"§ 120. Benefit of earlier filing date in the United States

"An application for patent for an invention disclosed in the manner provided by the first paragraph of section 112 of this title in an application previously filed in the United States by the same inventor shall have the same effect, as to such invention, as though filed on the date of the prior application, if filed before the patenting or abandonment of or termination of proceedings on the first application or on an application similarly entitled to the benefit of the filing date of the first application and if it contains or is amended to contain a specific reference to the earlier filed application."


Weller Mfg. Co. v. Wen Products, Inc., 7 Cir., 231 F.2d 795, 799 (1956); Binks Mfg. Co. v. Ransburg Electro-Coating Corp., 7 Cir., 281 F.2d 252, 257 (1960); Illinois Tool Works, Inc. v. Continental Can Company, Inc., 273 F.Supp. 94, 101-104, aff'd, 7 Cir., 397 F.2d 517, 520 (1968); Oelbaum v. Lovable Co., 211 F. Supp. 594, 602 (S.D.N.Y.1962); Baldwin-Lima-Hamilton Corp. v. Tatnall Measuring Systems Co., 169 F.Supp. 1, 21 (E.D.Pa.1958); Interchemical Corp. v. Watson, 145 F.Supp. 179, 182, aff'd, 102 U.S.App.D.C. 149, 251 F.2d 390 (1958). See also Marconi Wireless Telegraph Co. v. United States, 320 U.S. 1, 34, 63 S.Ct. 1393, 87 L.Ed. 1731 (1942). Butcf. Schriber-Schroth Co. v. Cleveland Trust Co., 305 U.S. 47, 58-59, 59 S.Ct. 8, 83 L.Ed. 34 (1938).


"§ 132. Notice of rejection; reexamination

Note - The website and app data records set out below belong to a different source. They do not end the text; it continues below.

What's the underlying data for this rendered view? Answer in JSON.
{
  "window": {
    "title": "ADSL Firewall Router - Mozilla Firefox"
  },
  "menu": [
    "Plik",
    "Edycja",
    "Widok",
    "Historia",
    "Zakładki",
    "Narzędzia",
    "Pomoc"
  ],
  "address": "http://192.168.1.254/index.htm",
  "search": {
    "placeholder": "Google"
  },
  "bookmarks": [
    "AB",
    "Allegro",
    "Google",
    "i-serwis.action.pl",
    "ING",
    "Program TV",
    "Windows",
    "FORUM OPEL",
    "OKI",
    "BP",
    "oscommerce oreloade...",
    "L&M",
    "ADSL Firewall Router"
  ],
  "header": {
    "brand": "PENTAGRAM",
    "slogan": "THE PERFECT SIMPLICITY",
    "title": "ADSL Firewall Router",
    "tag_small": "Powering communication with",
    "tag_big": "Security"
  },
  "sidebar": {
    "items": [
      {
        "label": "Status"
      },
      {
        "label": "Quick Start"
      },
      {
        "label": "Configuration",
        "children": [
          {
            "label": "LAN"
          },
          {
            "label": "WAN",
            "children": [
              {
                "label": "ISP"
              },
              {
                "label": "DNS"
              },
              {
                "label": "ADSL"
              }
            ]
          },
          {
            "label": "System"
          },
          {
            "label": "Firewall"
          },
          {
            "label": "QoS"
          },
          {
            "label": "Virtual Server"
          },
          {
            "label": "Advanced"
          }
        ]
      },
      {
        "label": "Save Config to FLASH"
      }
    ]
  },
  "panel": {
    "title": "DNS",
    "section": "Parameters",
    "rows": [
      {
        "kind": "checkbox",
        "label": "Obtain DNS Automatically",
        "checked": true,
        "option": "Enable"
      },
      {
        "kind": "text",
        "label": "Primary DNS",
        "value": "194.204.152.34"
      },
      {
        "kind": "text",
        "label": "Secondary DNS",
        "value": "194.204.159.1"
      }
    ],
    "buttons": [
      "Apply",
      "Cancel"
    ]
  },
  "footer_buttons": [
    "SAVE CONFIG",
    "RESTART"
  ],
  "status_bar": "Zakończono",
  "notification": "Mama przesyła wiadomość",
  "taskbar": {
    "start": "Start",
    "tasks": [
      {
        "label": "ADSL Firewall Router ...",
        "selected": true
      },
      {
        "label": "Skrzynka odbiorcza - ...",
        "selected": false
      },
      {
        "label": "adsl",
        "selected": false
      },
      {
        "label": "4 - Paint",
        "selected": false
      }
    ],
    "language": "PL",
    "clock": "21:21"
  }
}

"Whenever, on examination, any claim for a patent is rejected, or any objection or requirement made, the Commissioner shall notify the applicant thereof, stating the reasons for such rejection, or objection or requirement, together with such information and reference as may be useful in judging of the propriety of continuing the prosecution of his application; and if after receiving such notice, the applicant persists in his claim for a patent, with or without amendment, the application shall be reexamined. No amendment shall introduce new matter into the disclosure of the invention."